The daughter of Philadelphia's former fire commissioner is the latest - and youngest - candidate in next year's already crowded at-large race for City Council.

Jenné Ayers, who turned 26 Tuesday, announced her bid in front of the Free Library's main library on Logan Square beside her father, Lloyd, who retired in June after nearly 10 years as commissioner and 40 as a firefighter.

Jenné Ayers, a graduate of Masterman High School and Harvard University who is completing her law degree at Yale University, said she wanted to bring "a breath of fresh air" to Council.

If elected, she would become one of the youngest Council members in history.

"I am not running just to represent young people.

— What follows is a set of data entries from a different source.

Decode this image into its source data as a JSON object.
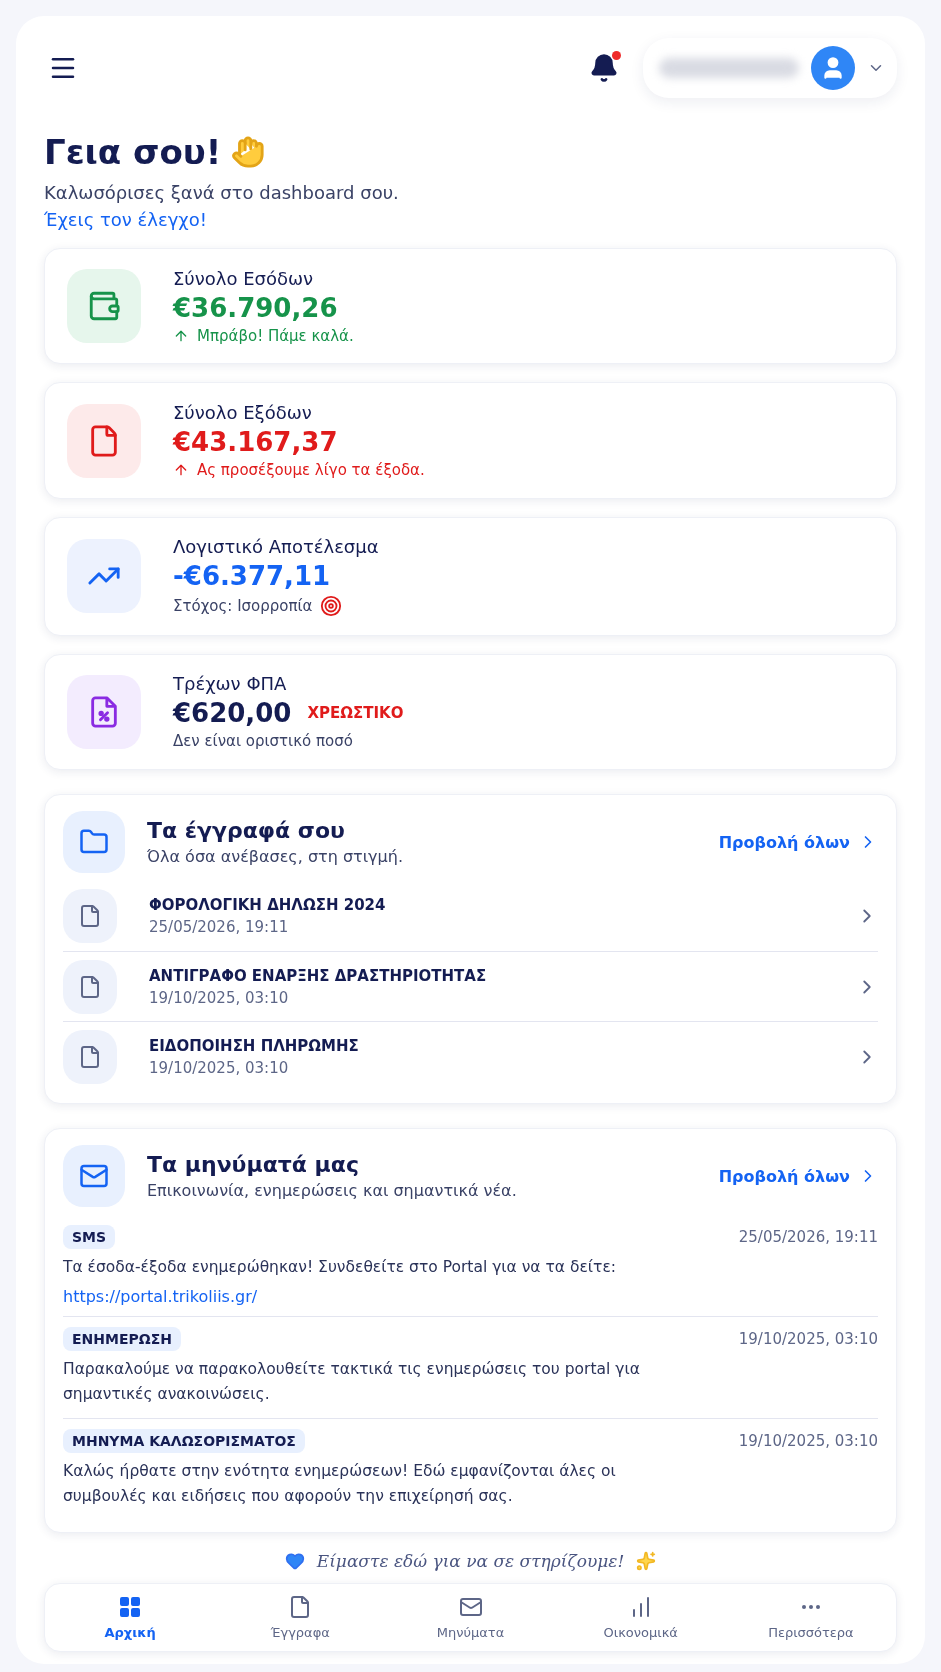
{
  "header": {
    "has_unread": true
  },
  "greeting": {
    "title": "Γεια σου!",
    "subtitle": "Καλωσόρισες ξανά στο dashboard σου.",
    "link": "Έχεις τον έλεγχο!"
  },
  "stat_cards": [
    {
      "kind": "income",
      "label": "Σύνολο Εσόδων",
      "amount": "€36.790,26",
      "note": "Μπράβο! Πάμε καλά."
    },
    {
      "kind": "expense",
      "label": "Σύνολο Εξόδων",
      "amount": "€43.167,37",
      "note": "Ας προσέξουμε λίγο τα έξοδα."
    },
    {
      "kind": "result",
      "label": "Λογιστικό Αποτέλεσμα",
      "amount": "-€6.377,11",
      "note": "Στόχος: Ισορροπία"
    },
    {
      "kind": "vat",
      "label": "Τρέχων ΦΠΑ",
      "amount": "€620,00",
      "badge": "ΧΡΕΩΣΤΙΚΟ",
      "note": "Δεν είναι οριστικό ποσό"
    }
  ],
  "documents": {
    "title": "Τα έγγραφά σου",
    "subtitle": "Όλα όσα ανέβασες, στη στιγμή.",
    "view_all": "Προβολή όλων",
    "items": [
      {
        "name": "ΦΟΡΟΛΟΓΙΚΗ ΔΗΛΩΣΗ 2024",
        "date": "25/05/2026, 19:11"
      },
      {
        "name": "ΑΝΤΙΓΡΑΦΟ ΕΝΑΡΞΗΣ ΔΡΑΣΤΗΡΙΟΤΗΤΑΣ",
        "date": "19/10/2025, 03:10"
      },
      {
        "name": "ΕΙΔΟΠΟΙΗΣΗ ΠΛΗΡΩΜΗΣ",
        "date": "19/10/2025, 03:10"
      }
    ]
  },
  "messages": {
    "title": "Τα μηνύματά μας",
    "subtitle": "Επικοινωνία, ενημερώσεις και σημαντικά νέα.",
    "view_all": "Προβολή όλων",
    "items": [
      {
        "tag": "SMS",
        "date": "25/05/2026, 19:11",
        "text": "Τα έσοδα-έξοδα ενημερώθηκαν! Συνδεθείτε στο Portal για να τα δείτε:",
        "link": "https://portal.trikoliis.gr/"
      },
      {
        "tag": "ΕΝΗΜΕΡΩΣΗ",
        "date": "19/10/2025, 03:10",
        "text": "Παρακαλούμε να παρακολουθείτε τακτικά τις ενημερώσεις του portal για σημαντικές ανακοινώσεις."
      },
      {
        "tag": "ΜΗΝΥΜΑ ΚΑΛΩΣΟΡΙΣΜΑΤΟΣ",
        "date": "19/10/2025, 03:10",
        "text": "Καλώς ήρθατε στην ενότητα ενημερώσεων! Εδώ εμφανίζονται άλες οι συμβουλές και ειδήσεις που αφορούν την επιχείρησή σας."
      }
    ]
  },
  "footer_note": "Είμαστε εδώ για να σε στηρίζουμε!",
  "bottom_nav": [
    {
      "kind": "home",
      "label": "Αρχική",
      "selected": true
    },
    {
      "kind": "documents",
      "label": "Έγγραφα",
      "selected": false
    },
    {
      "kind": "messages",
      "label": "Μηνύματα",
      "selected": false
    },
    {
      "kind": "finance",
      "label": "Οικονομικά",
      "selected": false
    },
    {
      "kind": "more",
      "label": "Περισσότερα",
      "selected": false
    }
  ]
}
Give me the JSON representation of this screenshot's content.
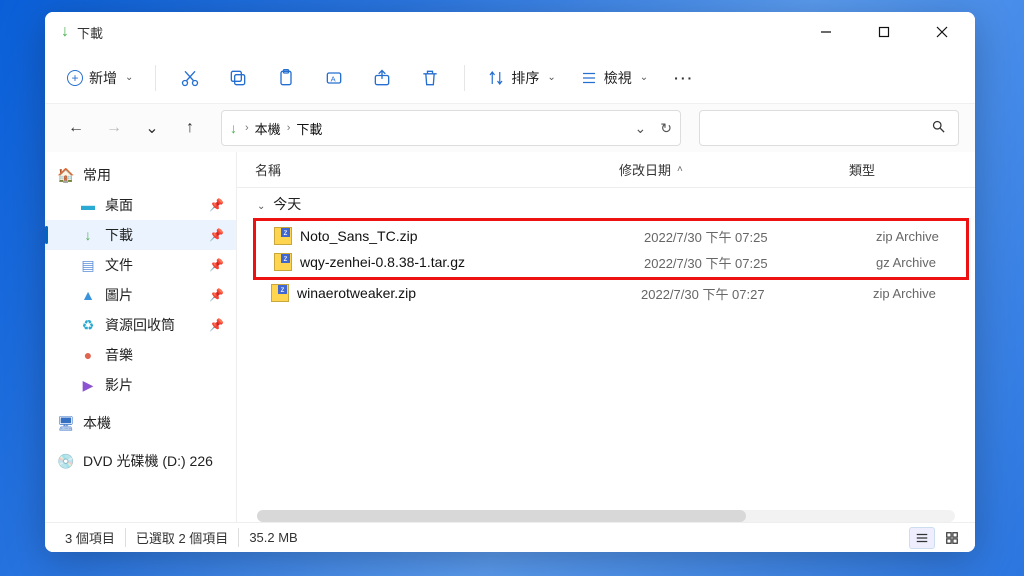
{
  "title": "下載",
  "toolbar": {
    "new_label": "新增",
    "sort_label": "排序",
    "view_label": "檢視"
  },
  "breadcrumb": {
    "items": [
      "本機",
      "下載"
    ]
  },
  "sidebar": {
    "quick_access": "常用",
    "items": [
      {
        "label": "桌面"
      },
      {
        "label": "下載"
      },
      {
        "label": "文件"
      },
      {
        "label": "圖片"
      },
      {
        "label": "資源回收筒"
      },
      {
        "label": "音樂"
      },
      {
        "label": "影片"
      }
    ],
    "this_pc": "本機",
    "dvd": "DVD 光碟機 (D:) 226"
  },
  "columns": {
    "name": "名稱",
    "date": "修改日期",
    "type": "類型"
  },
  "group_label": "今天",
  "files": [
    {
      "name": "Noto_Sans_TC.zip",
      "date": "2022/7/30 下午 07:25",
      "type": "zip Archive"
    },
    {
      "name": "wqy-zenhei-0.8.38-1.tar.gz",
      "date": "2022/7/30 下午 07:25",
      "type": "gz Archive"
    },
    {
      "name": "winaerotweaker.zip",
      "date": "2022/7/30 下午 07:27",
      "type": "zip Archive"
    }
  ],
  "status": {
    "item_count": "3 個項目",
    "selection": "已選取 2 個項目",
    "size": "35.2 MB"
  }
}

I am running for City Council at large to represent all of Philadelphia," she said at a news conference. "Let's make sure our city government is transparent, responsive, and puts the people first."

She won't finish law school until weeks after the May 19 Democratic primary, but she said she would commute to Connecticut once or twice a week for her few remaining credits, leaving plenty of time to campaign from her home in Roxborough.

Ayers said she is in compliance with the City Charter, since Roxborough is her permanent residence.

Hers is the newest name on a long list of declared at-large candidates that is still expected to grow. It includes former City Councilman Frank Rizzo Jr.; George Matysik, director of government affairs and public policy at the Philabundance regional food bank; and Isaiah Thomas, who ran at large in 2011. Thomas is associate dean of students at Sankofa Freedom Academy, a K-12 charter school.

Also running is Sherrie Cohen, a lawyer with the Tenant Union Representative Network and daughter of the late Councilman David Cohen. In 2011, Sherrie Cohen came within 2,000 votes of unseating Councilman James Kenney for an at-large seat.

Paul Steinke, general manager of Reading Terminal Market, is quitting that job to run for Council. His formal announcement is scheduled for Jan. 13.

The candidates each hope to unseat one of five Democratic at-large incumbents: Blondell Reynolds Brown, W. Wilson Goode Jr., William Greenlee, Kenney, and Ed Neilson.

The charter allots two at-large seats to the minority party. On the Republican side, GOP ward leaders James Williams, head track coach at Cheyney University, and Matthew Wolfe, a lawyer and former deputy state attorney general, are vying for the seats of incumbents David Oh and Dennis O'Brien. Wolfe ran unsuccessfully in the spring special election to fill Bill Green's seat.

Candidates run citywide for the seven at-large seats on the 17-member Council. Larry Ceisler, a longtime political consultant, said much depends on ballot positions, which are randomly assigned in the spring.

"By the end of this, there could be somewhere between 17 and 25 candidates, but a lot of people put their names out there and get their petitions and see what kind of [ballot] position they get," Ceisler said of the at-large races. "If a person grabs one of the first five positions, they become formidable."

He said the tone of the mayor's race might matter - if it's highly critical of the status quo, that could affect how voters view Council incumbents.

"I think incumbency isn't necessarily going to be an advantage in 2015," Ceisler said. "I think people want a City Council that's going to work with the mayor. No one expects them to work for the mayor, but I think there is a real dissatisfaction with how government's running."

The deadline for candidates to file nominating petitions is March 10.